Feinstein brought his own bipartisan political connections to the group (in the 1980s, he endorsed both Republican Al D'Amato for Senate and Democrat Jesse Jackson for president). Originally appointed to the Metropolitan Transportation Authority by Democrat Mario Cuomo, Feinstein won a rare reappointment from Governor Pataki even after his ouster from the Teamsters for living too high off members' dues. The pro-labor CWE prospered during the Giuliani administration when it agreed to take on job-training efforts as part of the former mayor's welfare programs, establishing a so-called "one-stop" job office in Jamaica, Queens.
Immediately after the collapse of the World Trade Center, CWE executive director Joe McDermott, a former Feinstein aide at municipal workers' Local 237, gave a forceful speech to an emergency meeting of government, business, and labor leaders. McDermott urged collective action to help the estimated 100,000 workers displaced by the disaster. The resulting massive congressional funding helped CWE create 7,000 new jobs, provide aid to 300 small businesses, and train another 8,000 New Yorkers, according to a report issued last year by the group.
David Jason Fischer, who has studied training programs for the Center for an Urban Future, said CWE was a key player. "The Consortium played an important role in the city's workforce system, particularly after September 11," he said. "At the time, they were the only provider with anywhere close to the capacity and connections to meet the need. They did a lot of good in making job placements and showing that a clear system and strategy of how to provide employment services had value."
Although its role has diminished somewhat since the 9-11 funding was used up, CWE still claims to serve more than 100,000 workers annually. But it hasn't been without headaches. For a union-allied group, the organization has had decidedly contentious relations with the United Federation of Teachers chapter that represents its instructors. Contract talks have been bitter and protracted; teachers once even invaded the office of CWE's chief labor negotiator. In a flyer distributed to UFT members last year, the union also questioned the accuracy of CWE's financial statements, suggesting that more than $1 million was unaccounted for.

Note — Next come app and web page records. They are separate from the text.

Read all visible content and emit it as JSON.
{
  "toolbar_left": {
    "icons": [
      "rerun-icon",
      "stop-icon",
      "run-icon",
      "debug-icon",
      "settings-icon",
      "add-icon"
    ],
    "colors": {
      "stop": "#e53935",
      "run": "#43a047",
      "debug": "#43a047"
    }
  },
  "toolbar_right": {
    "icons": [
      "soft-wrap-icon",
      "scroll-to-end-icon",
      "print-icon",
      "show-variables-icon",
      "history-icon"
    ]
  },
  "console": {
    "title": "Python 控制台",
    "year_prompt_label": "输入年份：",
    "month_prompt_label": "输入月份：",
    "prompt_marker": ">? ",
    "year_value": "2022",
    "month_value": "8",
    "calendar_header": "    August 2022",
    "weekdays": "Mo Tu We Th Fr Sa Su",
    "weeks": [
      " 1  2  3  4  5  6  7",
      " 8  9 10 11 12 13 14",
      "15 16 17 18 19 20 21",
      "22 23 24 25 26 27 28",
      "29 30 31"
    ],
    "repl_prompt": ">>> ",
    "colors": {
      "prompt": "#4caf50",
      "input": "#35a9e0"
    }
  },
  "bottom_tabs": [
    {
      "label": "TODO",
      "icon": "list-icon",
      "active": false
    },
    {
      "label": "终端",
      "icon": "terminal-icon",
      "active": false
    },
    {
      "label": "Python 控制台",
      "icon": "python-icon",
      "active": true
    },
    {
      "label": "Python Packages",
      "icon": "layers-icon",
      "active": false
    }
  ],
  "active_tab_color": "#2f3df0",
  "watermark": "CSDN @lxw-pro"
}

Consortium officials responded that the union misunderstood the report.
Another headache was the testimony last year at the federal corruption trial of former state labor commissioner James McGowan, who was convicted of trying to steer contracts to a pal who ran a for-profit driver-training school. According to witnesses at the trial, McGowan met with CWE officials and later pushed for the Consortium to obtain a welfare-to-work contract so that it could give a subcontract to his friend's firm. The contract was never awarded, and no allegations of wrongdoing were leveled against CWE.
In scrutinizing the money trail leading to Boateng, CWE learned that its financial officer had been busy with his own side businesses. He and Madera, officials found, ran a prepaid phone card company. They also had an enterprise in which they bought junked cars and shipped them to Ghana to be repaired and sold. In New York, however, Boateng's ride was top drawer: He drove a 2003 Hummer. He is due to face a hearing this Thursday in Manhattan Supreme Court.